Northwest Classical Music Destination: Rimsky-Korsakoffee House
The Rimsky-Korsakoffee House in Portland, OR recently became the topic of conversation here at Northwest Public Radio. It seemed only natural to send word to my Portland-residing father, who decided to head over to the musically themed café that evening, buy himself some dessert and check things out.
He and I bonded over a love of Scheherazade when I was very young – one of those unconditional, slightly irrational feelings of love that has lasted a couple decades and is safe to assume will never go away.
To say he was thrilled with the place would be an understatement. He immediately went to work trying to uncover the Rimsky-Korsakoffee House history and found a wait staff eager to chat about it.
The owner, Goody Cable, opened the coffee house after she tired of cleaning up after the classical music parties she would throw for her children. That was 35 years ago, in 1980. It’s exactly what you’d expect of one of Portland’s oldest coffee shops – eclectic, quirky,creative. Each table is themed – just pick a composer – and some are supposedly haunted. Classical recordings and live performances are, fittingly, the only thing you’ll hear during your time at the Rimsky-Korsakoffee house.
Despite its fame, this spot is secluded and is not easy to find, and that’s the way they like it. “Located in an industrial and not too friendly part of town, there is no way to know the house is there unless you just know. That’s part of the charm,” said classically trained singer Sara Jane Patterson, on her first visit.
On top of being difficult to locate, the Rimsky-Korsakoffee House doesn’t keep typical coffee shop hours, and serves only from 7 PM to midnight. No credit cards either – they only accept cash or check. And you won’t find a website, Facebook page or digital tracks of any kind.

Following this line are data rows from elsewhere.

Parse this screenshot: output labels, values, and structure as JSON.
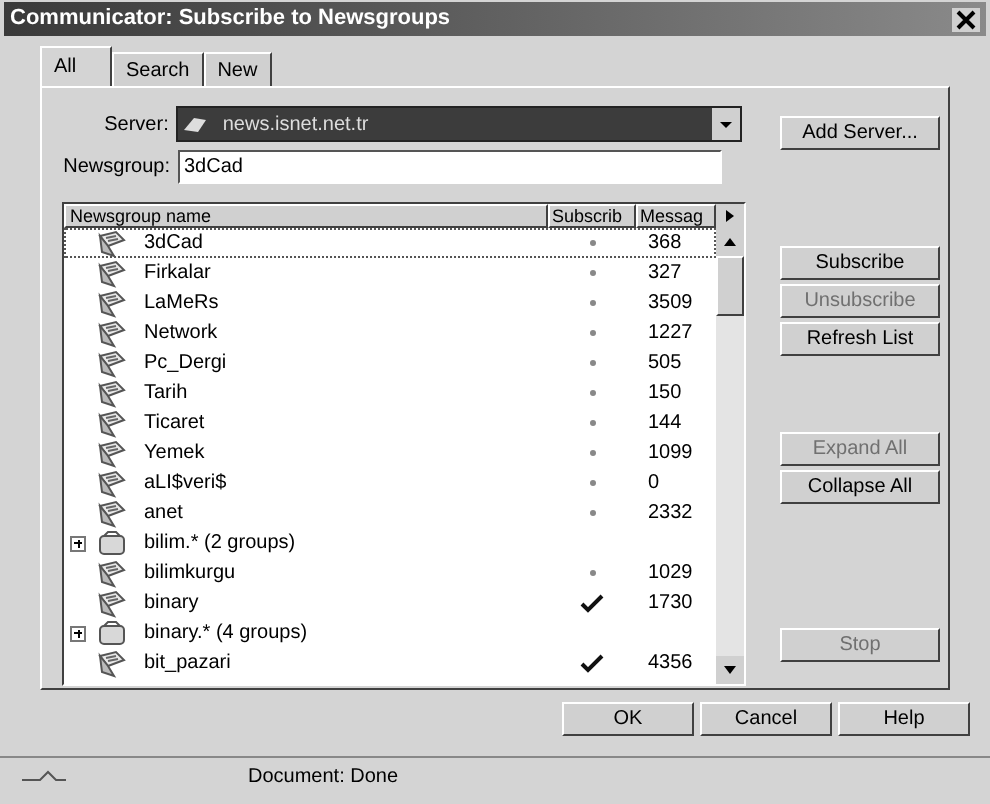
{
  "window": {
    "title": "Communicator: Subscribe to Newsgroups"
  },
  "tabs": [
    {
      "label": "All",
      "selected": true
    },
    {
      "label": "Search",
      "selected": false
    },
    {
      "label": "New",
      "selected": false
    }
  ],
  "server": {
    "label": "Server:",
    "value": "news.isnet.net.tr"
  },
  "newsgroup": {
    "label": "Newsgroup:",
    "value": "3dCad"
  },
  "list": {
    "columns": [
      "Newsgroup name",
      "Subscrib",
      "Messag"
    ],
    "rows": [
      {
        "kind": "group",
        "name": "3dCad",
        "subscribed": false,
        "messages": "368",
        "selected": true
      },
      {
        "kind": "group",
        "name": "Firkalar",
        "subscribed": false,
        "messages": "327",
        "selected": false
      },
      {
        "kind": "group",
        "name": "LaMeRs",
        "subscribed": false,
        "messages": "3509",
        "selected": false
      },
      {
        "kind": "group",
        "name": "Network",
        "subscribed": false,
        "messages": "1227",
        "selected": false
      },
      {
        "kind": "group",
        "name": "Pc_Dergi",
        "subscribed": false,
        "messages": "505",
        "selected": false
      },
      {
        "kind": "group",
        "name": "Tarih",
        "subscribed": false,
        "messages": "150",
        "selected": false
      },
      {
        "kind": "group",
        "name": "Ticaret",
        "subscribed": false,
        "messages": "144",
        "selected": false
      },
      {
        "kind": "group",
        "name": "Yemek",
        "subscribed": false,
        "messages": "1099",
        "selected": false
      },
      {
        "kind": "group",
        "name": "aLI$veri$",
        "subscribed": false,
        "messages": "0",
        "selected": false
      },
      {
        "kind": "group",
        "name": "anet",
        "subscribed": false,
        "messages": "2332",
        "selected": false
      },
      {
        "kind": "folder",
        "name": "bilim.* (2 groups)",
        "expanded": false,
        "selected": false
      },
      {
        "kind": "group",
        "name": "bilimkurgu",
        "subscribed": false,
        "messages": "1029",
        "selected": false
      },
      {
        "kind": "group",
        "name": "binary",
        "subscribed": true,
        "messages": "1730",
        "selected": false
      },
      {
        "kind": "folder",
        "name": "binary.* (4 groups)",
        "expanded": false,
        "selected": false
      },
      {
        "kind": "group",
        "name": "bit_pazari",
        "subscribed": true,
        "messages": "4356",
        "selected": false
      }
    ]
  },
  "side_buttons": [
    {
      "label": "Add Server...",
      "disabled": false
    },
    {
      "label": "Subscribe",
      "disabled": false
    },
    {
      "label": "Unsubscribe",
      "disabled": true
    },
    {
      "label": "Refresh List",
      "disabled": false
    },
    {
      "label": "Expand All",
      "disabled": true
    },
    {
      "label": "Collapse All",
      "disabled": false
    },
    {
      "label": "Stop",
      "disabled": true
    }
  ],
  "footer_buttons": [
    {
      "label": "OK"
    },
    {
      "label": "Cancel"
    },
    {
      "label": "Help"
    }
  ],
  "status_bar": {
    "text": "Document: Done"
  }
}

You will find plenty of rave reviews, though.
Sara Jane says it’s “the sort of place that if no one was performing and you had it in you to step up to the piano, not one person would mind; they would be delighted. That is the beauty of the place.”
It seemed no one did mind when she decided to add to the music that night. As the guitarist strummed John Dowland tunes, she sang along. “We bonded over the harmonies we were creating. And really, isn’t that what music is all about? Bringing all parties together to create art in the moment, even with weird things dangling from the ceiling.”